When you forgive it allows you to move on. The chains of anger and resentment that once held you prisoner fall helplessly to the ground removing that tremendous weight from your heart. You no longer allow that person to have control over you.
Second, extending forgiveness does not mean that they are free from any penalty. Your forgiveness does not excuse their behavior or remove future retribution. It just means that you won’t be the one to do it.
You don’t have that kind of power anyway. That judgment belongs only to God and they will have to deal with Him about that.
The Bible reminds the believer, “Beloved, never avenge yourselves, but leave it to the wrath of God, for it is written, “Vengeance is mine, I will repay, says the Lord.” To the contrary, “if your enemy is hungry, feed him; if he is thirsty, give him something to drink; for by so doing you will heap burning coals on his head” (Rom 12:19-20).
Our tendency is to bury and harbor the anger and bitterness in our heart. It’s a defense mechanism. We’re instinctively trying to protect a wounded heart. Unfortunately, it doesn’t work.
The workers at Yellowstone Park say that the powerful grizzly bear prefers to eat alone.

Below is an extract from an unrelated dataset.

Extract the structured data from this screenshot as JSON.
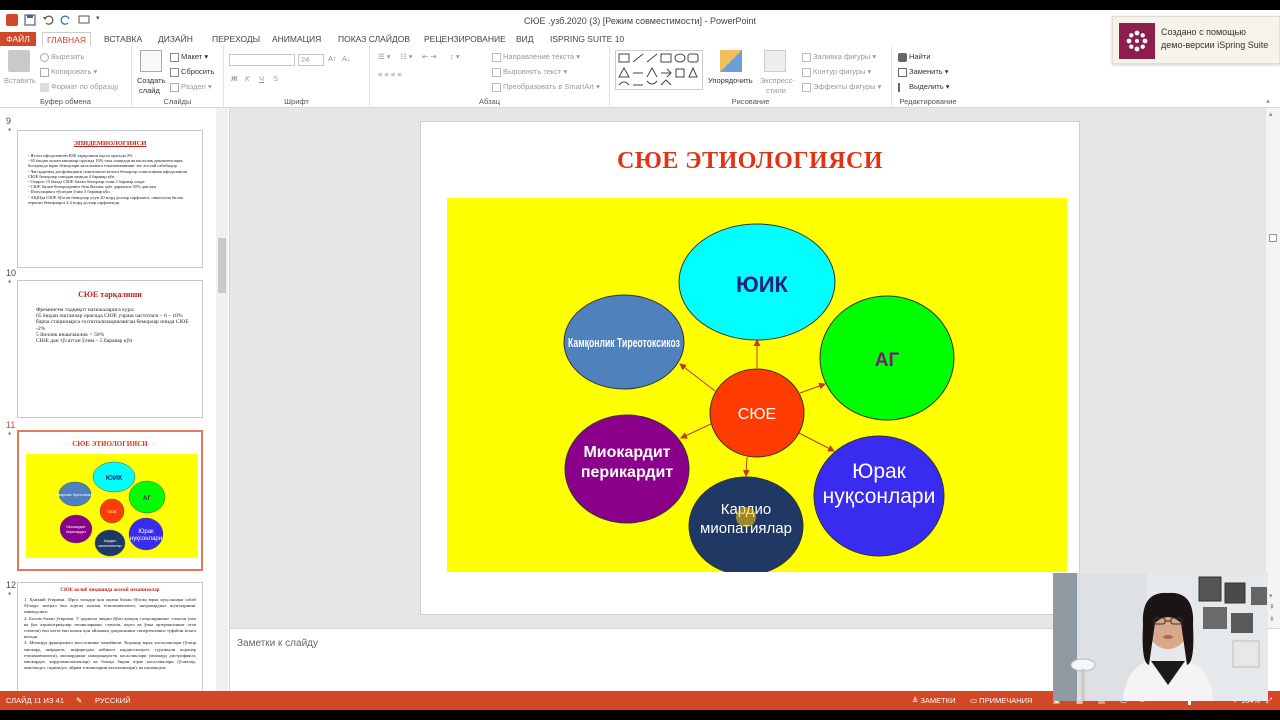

However, he will allow one animal to eat with him: the skunk.
The bears come often to eat at the place where garbage is dumped. The grizzly can fight and beat almost any animal in the park, but it lets the skunk share its meal. It could easily kill the little creature in a fight, but it doesn't.
He knows the high cost of getting even and decides it’s not worth it. Executing your own vengeance will always cost you something and it always leaves a mark.
Finally, extending forgiveness does not mean that you have to maintain a relationship with that individual. If I choose to try to pet a neighbor’s dog through the fence and that dog tries to bite me, I can forgive the dog. But, at the same time, I’m not going to stick my hand through the fence again and try to pet him.
I’ve learned my lesson. That ship has sailed. In the same way, extending forgiveness does not mean that you allow someone to be a place where they continue to hurt you. You just move away and move on.
Forgiveness is not trite, it’s never easy, and it’s never free. God understands that. However, extending forgiveness is in our best interest. It breaks the chains of bitterness and hate that held us down and sets the prisoner free—us.
It also says, “God you are the only One who can judge, and I release my hurt and pain to you knowing that you will bring justice.” In the end, it releases our mind and heart to be able to live in joy and freedom.
Wayne Geiger is the Pastor of First Baptist Church Grain Valley, an Adjunct Associate Professor of Speech, and freelance writer.